No drug test, no handshakes at opening presidential debate between Donald Trump and Joe Biden
There will be no drug tests before the first of the presidential debates on Tuesday, as US President Donald Trump has been demanding. There will be no handshakes either, most probably, when Trump and his Democratic challenger Joe Biden come face-to-face for the first time.
“Joe Biden just announced that he will not agree to a drug test,” Trump tweeted on Monday amid huge outrage following a New York Times report that said the US president paid only $750 in federal income taxes in 2016 and 2017, and nothing at all in 10 of the last 15 years. “Gee, I wonder why?” he added.
Trump and his allies have sought to portray that Biden is mentally and physically unfit for the US presidency, and that he has been performing better on the campaign trail because of some performance-enhancing drug.
“He’s almost - no. I have no comment,” Biden said on Sunday at a press meet, playfully dismissing a question about Trump’s demand for a drug test. His campaign was more straightforward, though. “Vice-President Biden intends to deliver his debate answers in words,” a Biden spokesperson told Politico. “If the president thinks his best case is made in urine, he can have at it.”
Chris Wallace, a popular Fox News anchor who will moderate the first debate, is almost certainly not going to touch any of that.

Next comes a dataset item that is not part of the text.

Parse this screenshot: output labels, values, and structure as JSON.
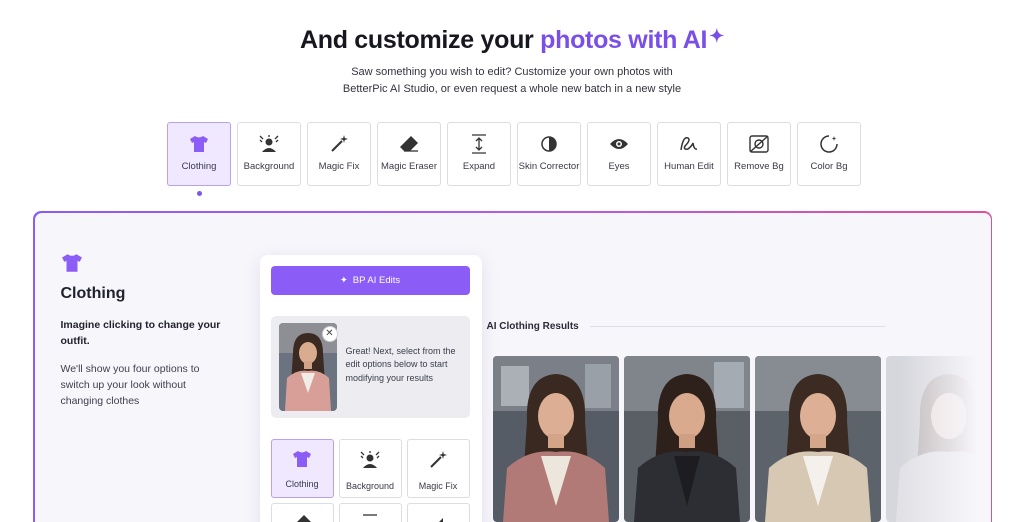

The Commission on Presidential Debate, which was established in 1987 to conduct debates for presidential and vice-presidential nominees, has said Wallace has picked six broad topics for Tuesday’s debate, split into 15-minute segments: the Trump and Biden records, the Supreme Court, Covid-19, the economy, race and violence in US cities, and the integrity of the election.
Presidential debates are crucial for voters tuning into the elections at this stage, including many who are undecided on who to vote for.